YOUR GOAL:
Repeat the listing below in full and exactly. Pictures are to be omitted.

++++++++

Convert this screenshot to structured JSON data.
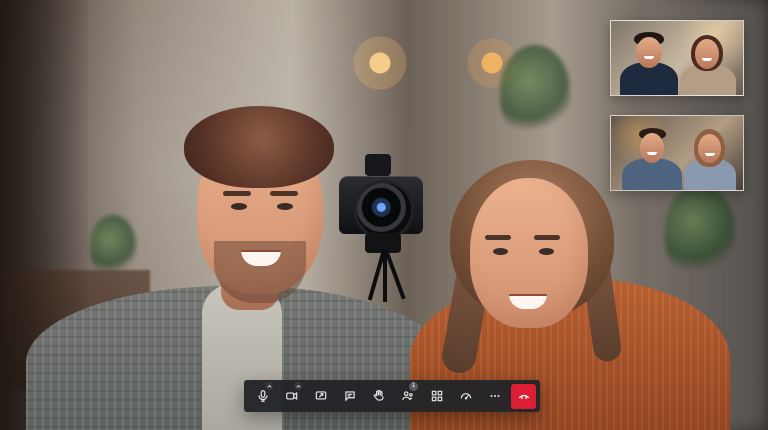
{
  "toolbar": {
    "participants_badge": "1",
    "icons": [
      "microphone-icon",
      "chevron-up-icon",
      "camera-icon",
      "chevron-up-icon",
      "share-screen-icon",
      "chat-icon",
      "raise-hand-icon",
      "participants-icon",
      "layout-grid-icon",
      "meeting-stats-icon",
      "more-icon",
      "hang-up-icon"
    ]
  },
  "colors": {
    "toolbar_bg": "#232428",
    "hangup_red": "#dc1f37",
    "icon_white": "#e8e8ea"
  }
}
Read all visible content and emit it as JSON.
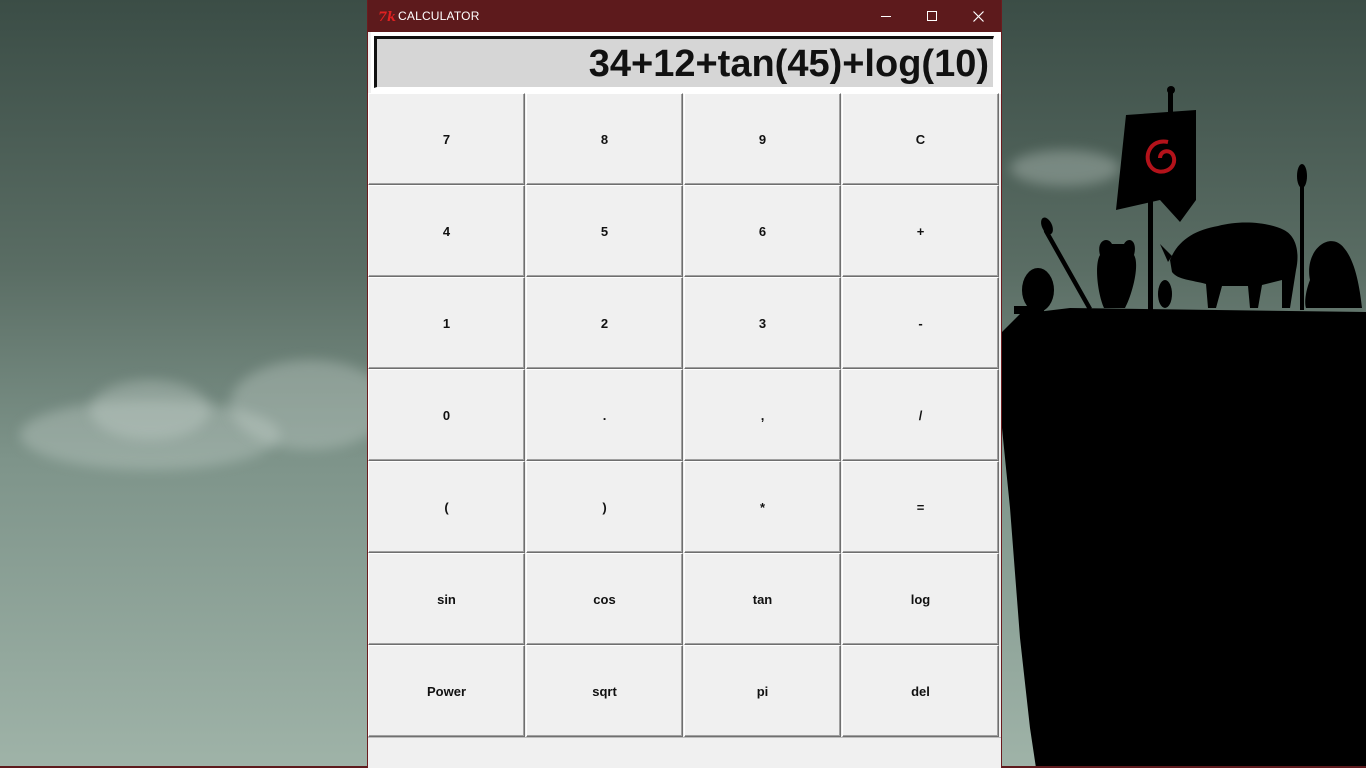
{
  "window": {
    "title": "CALCULATOR",
    "controls": {
      "minimize": "minimize-icon",
      "maximize": "maximize-icon",
      "close": "close-icon"
    }
  },
  "display": {
    "expression": "34+12+tan(45)+log(10)"
  },
  "keypad": {
    "rows": [
      [
        "7",
        "8",
        "9",
        "C"
      ],
      [
        "4",
        "5",
        "6",
        "+"
      ],
      [
        "1",
        "2",
        "3",
        "-"
      ],
      [
        "0",
        ".",
        ",",
        "/"
      ],
      [
        "(",
        ")",
        "*",
        "="
      ],
      [
        "sin",
        "cos",
        "tan",
        "log"
      ],
      [
        "Power",
        "sqrt",
        "pi",
        "del"
      ]
    ]
  },
  "colors": {
    "titlebar": "#5d1a1c",
    "window_bg": "#f0f0f0",
    "display_bg": "#d6d6d6",
    "desktop_top": "#3b4d46",
    "desktop_bottom": "#9fb3a8"
  }
}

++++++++

RESULT BELOW:
Convert this screenshot to structured JSON data.
{
  "toolbar": {
    "participants_badge": "1",
    "icons": [
      "microphone-icon",
      "chevron-up-icon",
      "camera-icon",
      "chevron-up-icon",
      "share-screen-icon",
      "chat-icon",
      "raise-hand-icon",
      "participants-icon",
      "layout-grid-icon",
      "meeting-stats-icon",
      "more-icon",
      "hang-up-icon"
    ]
  },
  "colors": {
    "toolbar_bg": "#232428",
    "hangup_red": "#dc1f37",
    "icon_white": "#e8e8ea"
  }
}
Read all visible content and emit it as JSON.
{
  "window": {
    "title": "CALCULATOR",
    "controls": {
      "minimize": "minimize-icon",
      "maximize": "maximize-icon",
      "close": "close-icon"
    }
  },
  "display": {
    "expression": "34+12+tan(45)+log(10)"
  },
  "keypad": {
    "rows": [
      [
        "7",
        "8",
        "9",
        "C"
      ],
      [
        "4",
        "5",
        "6",
        "+"
      ],
      [
        "1",
        "2",
        "3",
        "-"
      ],
      [
        "0",
        ".",
        ",",
        "/"
      ],
      [
        "(",
        ")",
        "*",
        "="
      ],
      [
        "sin",
        "cos",
        "tan",
        "log"
      ],
      [
        "Power",
        "sqrt",
        "pi",
        "del"
      ]
    ]
  },
  "colors": {
    "titlebar": "#5d1a1c",
    "window_bg": "#f0f0f0",
    "display_bg": "#d6d6d6",
    "desktop_top": "#3b4d46",
    "desktop_bottom": "#9fb3a8"
  }
}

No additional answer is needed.